• [SOURCE DATA]:
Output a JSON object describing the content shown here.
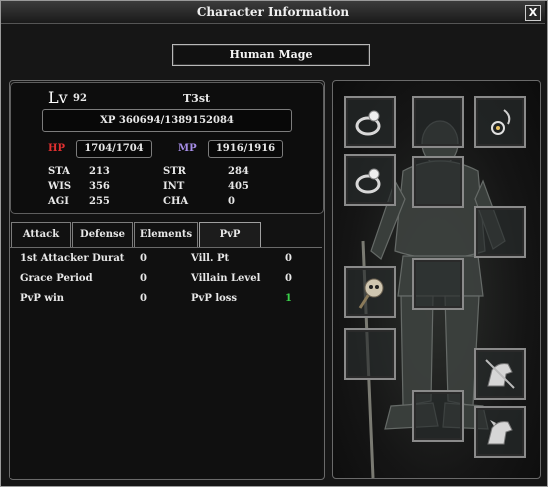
{
  "window": {
    "title": "Character Information",
    "close_label": "X"
  },
  "character": {
    "class_name": "Human Mage",
    "level_label": "Lv",
    "level": "92",
    "name": "T3st",
    "xp_text": "XP  360694/1389152084",
    "hp_label": "HP",
    "hp": "1704/1704",
    "mp_label": "MP",
    "mp": "1916/1916"
  },
  "stats": [
    {
      "label": "STA",
      "value": "213"
    },
    {
      "label": "STR",
      "value": "284"
    },
    {
      "label": "WIS",
      "value": "356"
    },
    {
      "label": "INT",
      "value": "405"
    },
    {
      "label": "AGI",
      "value": "255"
    },
    {
      "label": "CHA",
      "value": "0"
    }
  ],
  "tabs": [
    {
      "label": "Attack"
    },
    {
      "label": "Defense"
    },
    {
      "label": "Elements"
    },
    {
      "label": "PvP",
      "active": true
    }
  ],
  "pvp": [
    {
      "label": "1st  Attacker  Durat",
      "value": "0"
    },
    {
      "label": "Vill.  Pt",
      "value": "0"
    },
    {
      "label": "Grace  Period",
      "value": "0"
    },
    {
      "label": "Villain  Level",
      "value": "0"
    },
    {
      "label": "PvP  win",
      "value": "0"
    },
    {
      "label": "PvP  loss",
      "value": "1",
      "color": "#3ad14a"
    }
  ],
  "equipment_slots": [
    {
      "name": "ring-slot-1",
      "icon": "ring-icon"
    },
    {
      "name": "empty-slot-top-middle",
      "icon": ""
    },
    {
      "name": "earring-slot",
      "icon": "earring-icon"
    },
    {
      "name": "ring-slot-2",
      "icon": "ring-icon"
    },
    {
      "name": "empty-slot-body",
      "icon": ""
    },
    {
      "name": "empty-slot-right-upper",
      "icon": ""
    },
    {
      "name": "staff-slot",
      "icon": "skull-staff-icon"
    },
    {
      "name": "empty-slot-legs",
      "icon": ""
    },
    {
      "name": "empty-slot-left-lower",
      "icon": ""
    },
    {
      "name": "mount-slot-1",
      "icon": "horse-icon"
    },
    {
      "name": "empty-slot-feet",
      "icon": ""
    },
    {
      "name": "mount-slot-2",
      "icon": "horse-icon"
    }
  ]
}
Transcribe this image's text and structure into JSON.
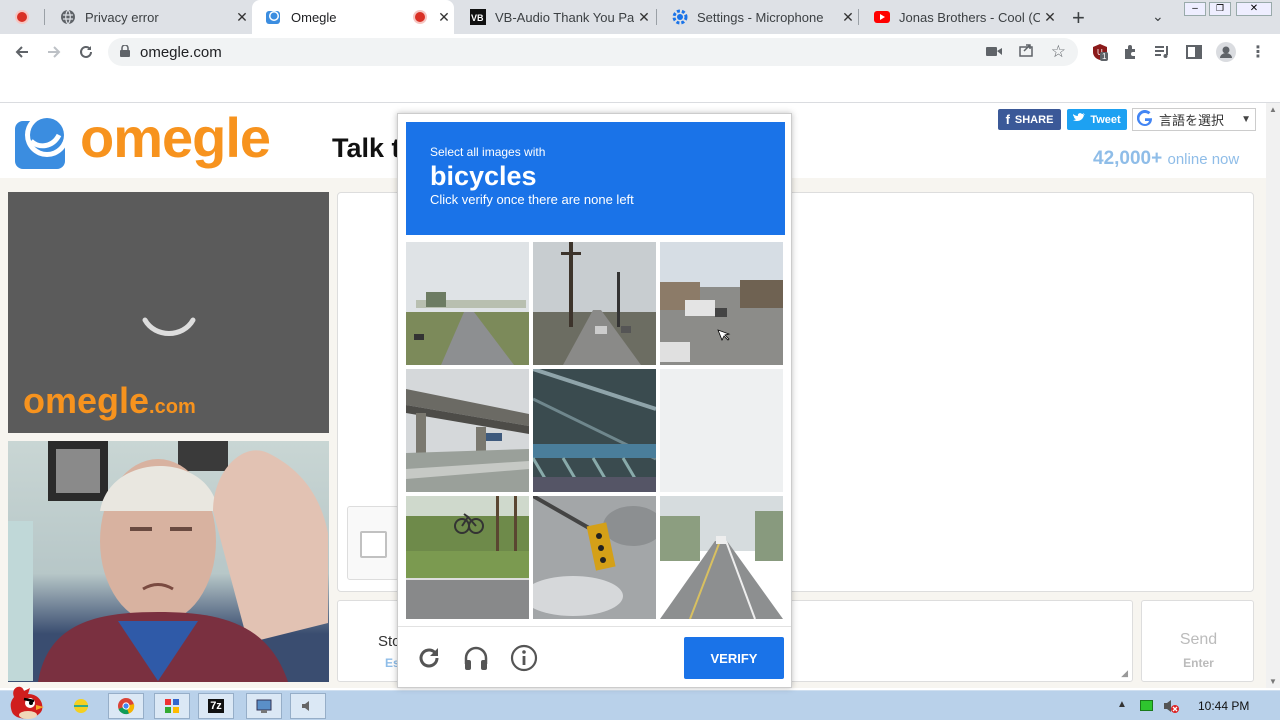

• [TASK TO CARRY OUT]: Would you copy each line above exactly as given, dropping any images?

• [OUTPUT]:
Output a JSON object describing the content shown here.
{
  "window": {
    "title": "Character Information",
    "close_label": "X"
  },
  "character": {
    "class_name": "Human Mage",
    "level_label": "Lv",
    "level": "92",
    "name": "T3st",
    "xp_text": "XP  360694/1389152084",
    "hp_label": "HP",
    "hp": "1704/1704",
    "mp_label": "MP",
    "mp": "1916/1916"
  },
  "stats": [
    {
      "label": "STA",
      "value": "213"
    },
    {
      "label": "STR",
      "value": "284"
    },
    {
      "label": "WIS",
      "value": "356"
    },
    {
      "label": "INT",
      "value": "405"
    },
    {
      "label": "AGI",
      "value": "255"
    },
    {
      "label": "CHA",
      "value": "0"
    }
  ],
  "tabs": [
    {
      "label": "Attack"
    },
    {
      "label": "Defense"
    },
    {
      "label": "Elements"
    },
    {
      "label": "PvP",
      "active": true
    }
  ],
  "pvp": [
    {
      "label": "1st  Attacker  Durat",
      "value": "0"
    },
    {
      "label": "Vill.  Pt",
      "value": "0"
    },
    {
      "label": "Grace  Period",
      "value": "0"
    },
    {
      "label": "Villain  Level",
      "value": "0"
    },
    {
      "label": "PvP  win",
      "value": "0"
    },
    {
      "label": "PvP  loss",
      "value": "1",
      "color": "#3ad14a"
    }
  ],
  "equipment_slots": [
    {
      "name": "ring-slot-1",
      "icon": "ring-icon"
    },
    {
      "name": "empty-slot-top-middle",
      "icon": ""
    },
    {
      "name": "earring-slot",
      "icon": "earring-icon"
    },
    {
      "name": "ring-slot-2",
      "icon": "ring-icon"
    },
    {
      "name": "empty-slot-body",
      "icon": ""
    },
    {
      "name": "empty-slot-right-upper",
      "icon": ""
    },
    {
      "name": "staff-slot",
      "icon": "skull-staff-icon"
    },
    {
      "name": "empty-slot-legs",
      "icon": ""
    },
    {
      "name": "empty-slot-left-lower",
      "icon": ""
    },
    {
      "name": "mount-slot-1",
      "icon": "horse-icon"
    },
    {
      "name": "empty-slot-feet",
      "icon": ""
    },
    {
      "name": "mount-slot-2",
      "icon": "horse-icon"
    }
  ]
}
Transcribe this image's text and structure into JSON.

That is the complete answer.